In our popular imagination of U.S. politics, few represent the underbelly of Washington better than the lobbyist. Confined to the steakhouses or cigar-filled back rooms of Capitol Hill, lobbyists wield their power, money, and influence to undermine the American people in favor of special interests. Right?
But lobbying also serves an essential, less-nefarious function: providing policymakers with the information they don’t have the time or expertise to gather on their own. For policy-engaged academics, learning some simple “lobbying” practices can help get your research in front of the right eyes.
Lobbying and advocacy have two distinct legal definitions which are important to know. Here, I am combining the two to mean targeted engagement with policymakers on issues or legislation. If you have questions about whether you’re engaging in formal lobbying and if it’s permissible in your situation, talk to your employer’s legal counsel.
With that said, every time a constituent calls or emails their representatives, or an academic Tweets the policy implications of their new research, they are engaging in a form of lobbying. It is how we, as envisioned in the First Amendment, “petition the government.” Unfortunately, most people without deep connections—or deep pockets—can only do surface-level engagement to minimal effect.
For the past several years, I’ve helped economists and social scientists translate academic evidence for policy conversations on inequality. I’ve learned that raw evidence alone, when packaged incorrectly, has limited impact in policy debates. Send Congressional staffers your latest research and it will likely languish in inbox purgatory. Policymakers don’t want more articles and reports to add to their ever-growing reading lists. What they want is your help doing their job.
Knowing what that job looks like day-to-day and anticipating policymakers’ needs at a given time is one key to successful advocacy. Consider a senior congressional staffer for the House Education Committee who has just been notified of a hearing the following week on academic freedom. They may have their own personal feelings or long-term policy goals on this topic, but, more likely, it’s one of many issues they cover and know a little about. In this moment, they have an immediate—and relatable—task in front of them: ensuring their bosses look good on the day of the hearing.
In prepping for these hearings, a senior staffer needs to find witnesses, write opening statements, draft questions that the Congressmembers can ask, and produce a briefing memo for their party.
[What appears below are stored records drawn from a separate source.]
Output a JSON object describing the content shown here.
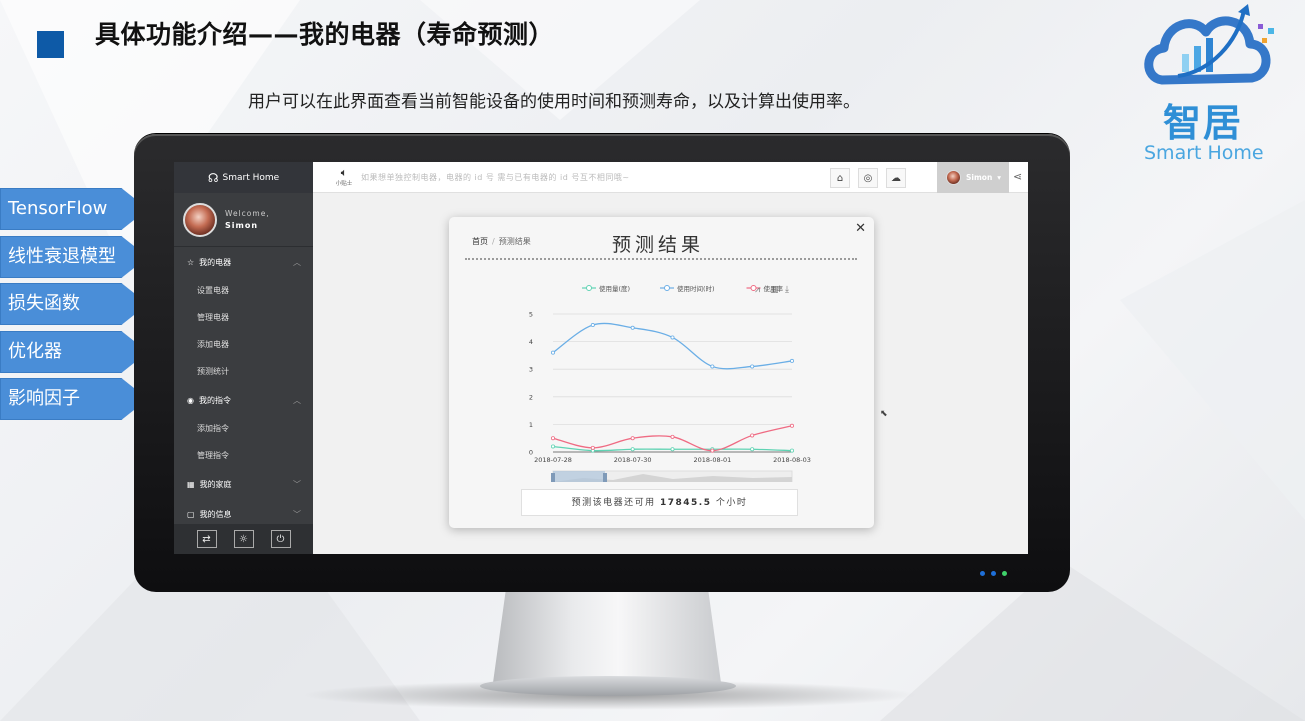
{
  "slide": {
    "title": "具体功能介绍——我的电器（寿命预测）",
    "subtitle": "用户可以在此界面查看当前智能设备的使用时间和预测寿命，以及计算出使用率。"
  },
  "logo": {
    "cn": "智居",
    "en": "Smart Home"
  },
  "tags": [
    "TensorFlow",
    "线性衰退模型",
    "损失函数",
    "优化器",
    "影响因子"
  ],
  "app": {
    "brand": "Smart Home",
    "welcome": "Welcome,",
    "user": "Simon",
    "menu": {
      "g1": "我的电器",
      "g1_items": [
        "设置电器",
        "管理电器",
        "添加电器",
        "预测统计"
      ],
      "g2": "我的指令",
      "g2_items": [
        "添加指令",
        "管理指令"
      ],
      "g3": "我的家庭",
      "g4": "我的信息"
    },
    "topbar": {
      "speaker_label": "小贴士",
      "tip": "如果想单独控制电器，电器的 id 号 需与已有电器的 id 号互不相同哦~",
      "user": "Simon"
    },
    "modal": {
      "crumb_home": "首页",
      "crumb_current": "预测结果",
      "title": "预测结果",
      "result_prefix": "预测该电器还可用",
      "result_value": "17845.5",
      "result_suffix": "个小时"
    }
  },
  "chart_data": {
    "type": "line",
    "x": [
      "2018-07-28",
      "2018-07-29",
      "2018-07-30",
      "2018-07-31",
      "2018-08-01",
      "2018-08-02",
      "2018-08-03"
    ],
    "xticks": [
      "2018-07-28",
      "2018-07-30",
      "2018-08-01",
      "2018-08-03"
    ],
    "ylim": [
      0,
      5
    ],
    "yticks": [
      0,
      1,
      2,
      3,
      4,
      5
    ],
    "legend_position": "top",
    "series": [
      {
        "name": "使用量(度)",
        "color": "#5fd3b3",
        "values": [
          0.2,
          0.05,
          0.1,
          0.1,
          0.1,
          0.1,
          0.05
        ]
      },
      {
        "name": "使用时间(时)",
        "color": "#6aaee6",
        "values": [
          3.6,
          4.6,
          4.5,
          4.15,
          3.1,
          3.1,
          3.3
        ]
      },
      {
        "name": "使用率",
        "color": "#ef6b83",
        "values": [
          0.5,
          0.15,
          0.5,
          0.55,
          0.05,
          0.6,
          0.95
        ]
      }
    ]
  }
}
In most cases, they are cramming years of knowledge on a topic into a few days of work. This is where you can help.
Instead of sending a staffer your full research article, provide the most intriguing points—in bullet point form—signaling how they may be useful for opening speeches based on your knowledge of the current policy context. Offer up some sample questions that your research raises for witnesses—you’ll know based on the issue whether they’re looking for a few softballs or something harder hitting. Staffers get many emails like this when a hearing or markup is announced, so your messages will be expected.
The more you can help them do their job—and look good to their bosses—the more likely they are to remember your name, read your emails, and use your information. They may even think of you next time they need an expert witness.
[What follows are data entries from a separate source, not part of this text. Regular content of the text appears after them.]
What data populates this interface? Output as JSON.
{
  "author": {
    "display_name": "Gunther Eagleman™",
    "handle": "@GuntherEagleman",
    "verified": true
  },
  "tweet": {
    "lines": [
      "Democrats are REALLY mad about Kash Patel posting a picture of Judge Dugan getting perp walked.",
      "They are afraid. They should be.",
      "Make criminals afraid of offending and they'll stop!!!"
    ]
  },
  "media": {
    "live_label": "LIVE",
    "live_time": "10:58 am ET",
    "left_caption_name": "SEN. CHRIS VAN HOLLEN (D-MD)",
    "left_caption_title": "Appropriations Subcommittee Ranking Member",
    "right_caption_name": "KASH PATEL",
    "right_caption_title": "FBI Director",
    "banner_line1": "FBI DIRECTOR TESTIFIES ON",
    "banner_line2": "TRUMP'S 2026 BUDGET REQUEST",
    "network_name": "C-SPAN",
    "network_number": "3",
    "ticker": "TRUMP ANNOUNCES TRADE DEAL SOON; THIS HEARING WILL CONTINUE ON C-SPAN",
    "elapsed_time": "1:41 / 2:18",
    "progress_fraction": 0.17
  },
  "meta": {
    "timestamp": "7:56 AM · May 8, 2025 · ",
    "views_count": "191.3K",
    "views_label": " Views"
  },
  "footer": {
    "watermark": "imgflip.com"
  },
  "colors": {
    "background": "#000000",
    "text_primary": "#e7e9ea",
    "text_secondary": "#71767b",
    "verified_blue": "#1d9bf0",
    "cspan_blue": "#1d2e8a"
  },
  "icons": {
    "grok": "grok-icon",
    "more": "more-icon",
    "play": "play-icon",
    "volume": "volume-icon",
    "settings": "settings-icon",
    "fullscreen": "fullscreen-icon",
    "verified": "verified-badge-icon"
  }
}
Of course, you most likely won’t hear anything from them—at least right away. This is a relationship game, and forming those relationships, or even figuring out who to contact, can take time. The SPSSI Central Office is here to assist. If you see an upcoming opportunity to be helpful, let us know, and we’d be happy to try and make those connections. Policymakers may not know thousands of academics by name, but the more they recognize SPSSI in their inboxes, the more they will come to trust the evidence and analysis our members can provide.